Oil Sketches

So, obviously I was feeling a bit spun around after that last critique. New strategy is to work out the color schemes, and in particular to determine what will be the background color. Perhaps background color is too simple a term—basically I’m not looking for a monotone hue, but rather something that I cannot only label, but push to warms and cools, darks and lights. I did three quick oil sketches with potential background hues on Friday. Three paintings in one day, I guess that’s a record for me. It is very important to be able to do these quick sketches and to allow oneself to have the confidence to make something which is not finished and aesthetic. I learned quite a lot in doing these sketches, and I would admonish any artist out there to work at getting good at developing the facility of the oil sketch. It will be an invaluable skill.

Here’s some shots of the sketches (they are all about 5″x7″):

This one is based on yellow ochre
DP Color Study - Yellow Ochre

This one is what I call the old-master green
DP Color Study - Old Master Green

This is a vitriolic red made from alizarine and flesh ochre (mostly)
DP Color Study - Violent Red

I’ve decided that I want to go with the yellow one. I know I can make the green one work, and as such it feels like a safe choice. It’s based on the old-master green that I love (ivory black and yellow ochre). It’s sort of my default choice when I don’t know what else to do in the background, which is another reason to avoid it. The red is obnoxious, which can be a good thing. There are some great red paintings: Sargent did a great full length portrait of a physician in a violent red robe set against bright red curtains. It can be done, but it takes a confidence that one won’t have any other issues with the painting than working out the chromatic and temperature problems of the red. I like the yellow; I also spent a good deal of time mixing out different half-tones of the yellow ocher I was using as the base, mixing it with different whites, unbleached titanium, naples yellow, burnt sienna, raw umber, sepia extra and even ultramarine violet.
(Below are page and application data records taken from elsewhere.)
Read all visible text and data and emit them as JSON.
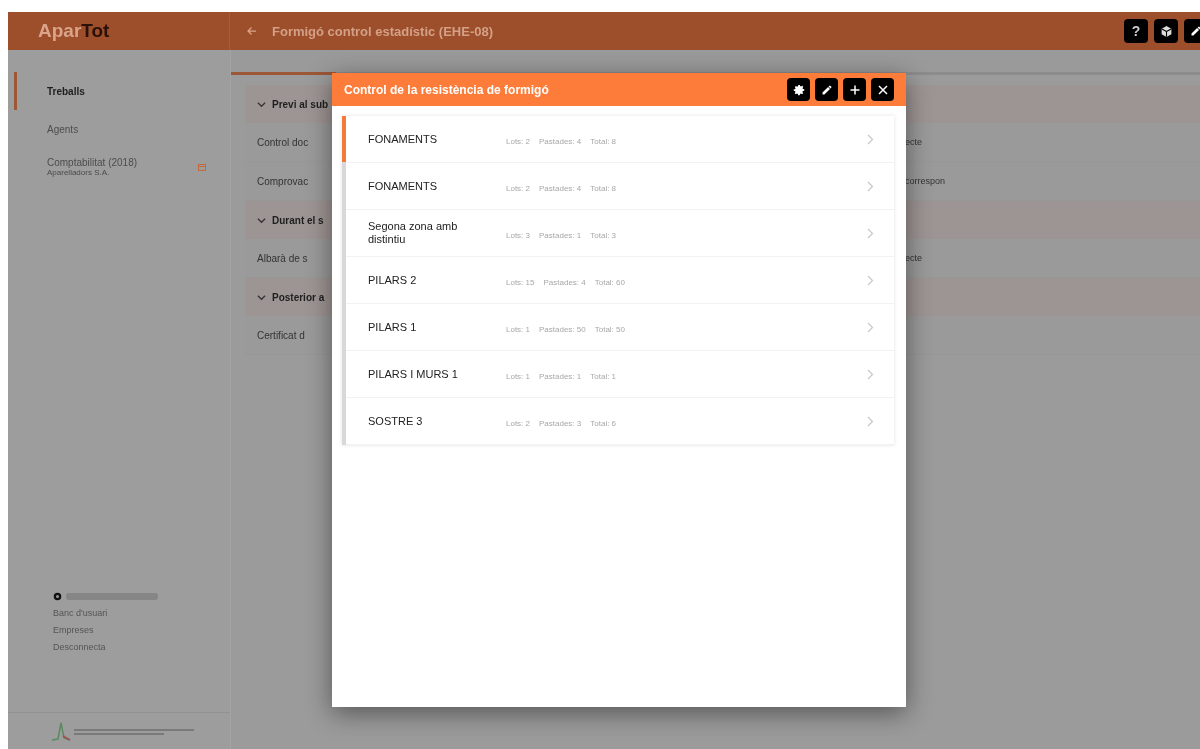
{
  "header": {
    "logo": {
      "part1": "Apar",
      "part2": "Tot"
    },
    "title": "Formigó control estadístic (EHE-08)",
    "actions": [
      {
        "kind": "help",
        "label": "?"
      },
      {
        "kind": "cube"
      },
      {
        "kind": "edit"
      }
    ]
  },
  "sidebar": {
    "items": [
      {
        "label": "Treballs",
        "selected": true
      },
      {
        "label": "Agents",
        "selected": false
      },
      {
        "label": "Comptabilitat (2018)",
        "subtitle": "Aparelladors S.A.",
        "selected": false,
        "badge": true
      }
    ],
    "user_links": [
      "Banc d'usuari",
      "Empreses",
      "Desconnecta"
    ]
  },
  "sections": [
    {
      "title": "Previ al sub",
      "expanded": true,
      "items": [
        {
          "label": "Control doc",
          "tail": "ecte"
        },
        {
          "label": "Comprovac",
          "tail": "correspon"
        }
      ]
    },
    {
      "title": "Durant el s",
      "expanded": true,
      "items": [
        {
          "label": "Albarà de s",
          "tail": "ecte"
        }
      ]
    },
    {
      "title": "Posterior a",
      "expanded": true,
      "items": [
        {
          "label": "Certificat d"
        }
      ]
    }
  ],
  "dialog": {
    "title": "Control de la resistència de formigó",
    "actions": [
      {
        "kind": "settings"
      },
      {
        "kind": "edit"
      },
      {
        "kind": "add"
      },
      {
        "kind": "close"
      }
    ],
    "items": [
      {
        "name": "FONAMENTS",
        "lots": "Lots: 2",
        "pastades": "Pastades: 4",
        "total": "Total: 8",
        "selected": true
      },
      {
        "name": "FONAMENTS",
        "lots": "Lots: 2",
        "pastades": "Pastades: 4",
        "total": "Total: 8",
        "selected": false
      },
      {
        "name": "Segona zona amb distintiu",
        "lots": "Lots: 3",
        "pastades": "Pastades: 1",
        "total": "Total: 3",
        "selected": false
      },
      {
        "name": "PILARS 2",
        "lots": "Lots: 15",
        "pastades": "Pastades: 4",
        "total": "Total: 60",
        "selected": false
      },
      {
        "name": "PILARS 1",
        "lots": "Lots: 1",
        "pastades": "Pastades: 50",
        "total": "Total: 50",
        "selected": false
      },
      {
        "name": "PILARS I MURS 1",
        "lots": "Lots: 1",
        "pastades": "Pastades: 1",
        "total": "Total: 1",
        "selected": false
      },
      {
        "name": "SOSTRE 3",
        "lots": "Lots: 2",
        "pastades": "Pastades: 3",
        "total": "Total: 6",
        "selected": false
      }
    ]
  }
}
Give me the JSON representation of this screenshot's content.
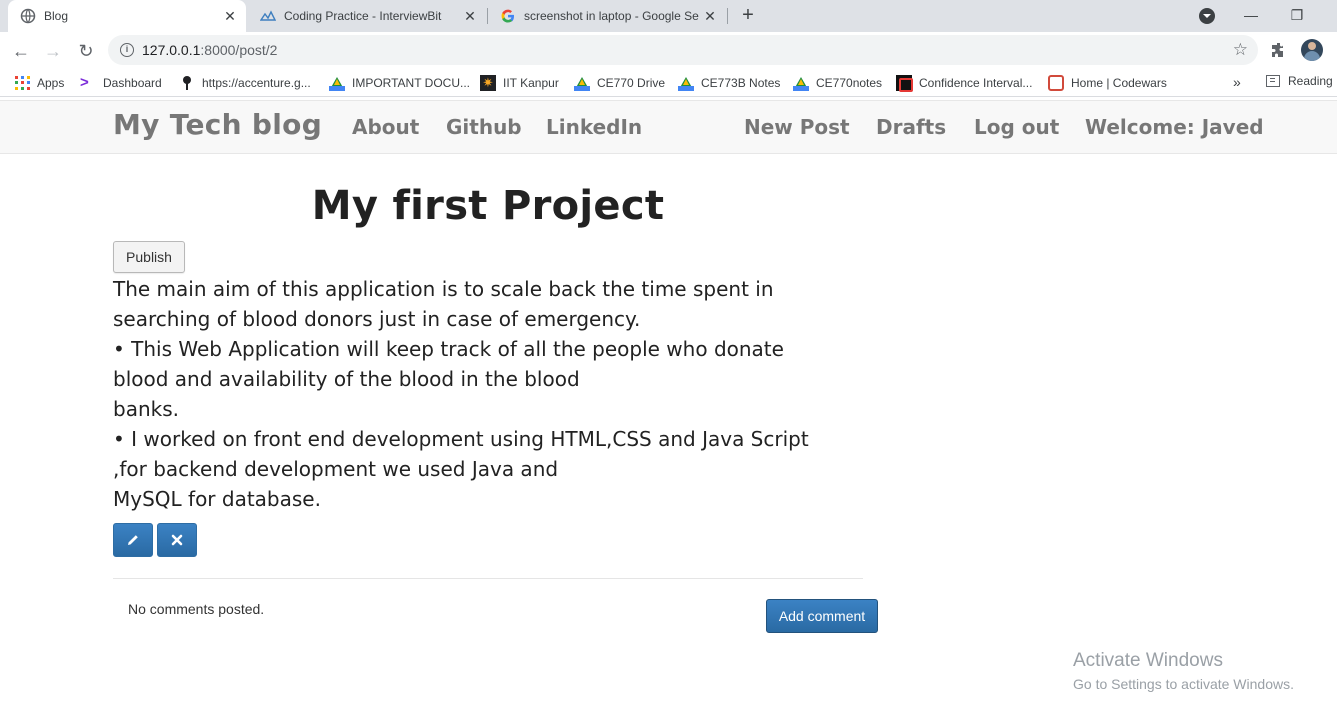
{
  "browser": {
    "tabs": [
      {
        "title": "Blog",
        "active": true,
        "icon": "globe-icon"
      },
      {
        "title": "Coding Practice - InterviewBit",
        "active": false,
        "icon": "interviewbit-icon"
      },
      {
        "title": "screenshot in laptop - Google Se",
        "active": false,
        "icon": "google-icon"
      }
    ],
    "url_host": "127.0.0.1",
    "url_path": ":8000/post/2",
    "bookmarks": [
      {
        "label": "Apps",
        "icon": "apps-grid-icon"
      },
      {
        "label": "Dashboard",
        "icon": "accenture-icon"
      },
      {
        "label": "https://accenture.g...",
        "icon": "pin-icon"
      },
      {
        "label": "IMPORTANT DOCU...",
        "icon": "drive-icon"
      },
      {
        "label": "IIT Kanpur",
        "icon": "iitk-icon"
      },
      {
        "label": "CE770 Drive",
        "icon": "drive-icon"
      },
      {
        "label": "CE773B Notes",
        "icon": "drive-icon"
      },
      {
        "label": "CE770notes",
        "icon": "drive-icon"
      },
      {
        "label": "Confidence Interval...",
        "icon": "confidence-icon"
      },
      {
        "label": "Home | Codewars",
        "icon": "codewars-icon"
      }
    ],
    "more_bookmarks": "»",
    "reading_list": "Reading"
  },
  "site": {
    "brand": "My Tech blog",
    "nav_left": [
      "About",
      "Github",
      "LinkedIn"
    ],
    "nav_right": [
      "New Post",
      "Drafts",
      "Log out",
      "Welcome: Javed"
    ],
    "brand_color": "#777777"
  },
  "post": {
    "title": "My first Project",
    "publish_label": "Publish",
    "body_lines": [
      "The main aim of this application is to scale back the time spent in",
      "searching of blood donors just in case of emergency.",
      "• This Web Application will keep track of all the people who donate",
      "blood and availability of the blood in the blood",
      "banks.",
      "• I worked on front end development using HTML,CSS and Java Script",
      ",for backend development we used Java and",
      "MySQL for database."
    ],
    "edit_icon": "pencil-icon",
    "delete_icon": "remove-icon",
    "no_comments": "No comments posted.",
    "add_comment_label": "Add comment",
    "primary_color": "#337ab7"
  },
  "watermark": {
    "line1": "Activate Windows",
    "line2": "Go to Settings to activate Windows."
  }
}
I think I’ve got what I need in terms of information to proceed. My only real concern is that the flesh tones will melt too much into the similar values of the background. I’ll just have to make sure that I don’t match the value and temperature anywhere along the silhouette. Last semester it sort of dawned on me that the actual hue was the least important aspect of the ‘color’. If you get the correct value and temperature, you can pretty much select any hue you like and the forms will read properly. That is not to say the hues should be selected arbitrarily; if you can place complementary but slightly antagonistic hues next to each other, but still have them all sit in place on the larger form, the color will be that much more alive. I need to constantly remind myself not to get caught up in naming colors (once you name something, you stop exploring it) and that all colors should be tertiary colors (that is, they contain all three of the primary colors to varying degrees).

Wish me luck…

– Jeremy

This Post Has One Comment

  1. Jeremy – I like the yellow one best…and I am also very intrigued by your naming theory. It has given me something to ponder and reflect upon in my own life.

    Thanks!

    April

Leave a Reply

Close Menu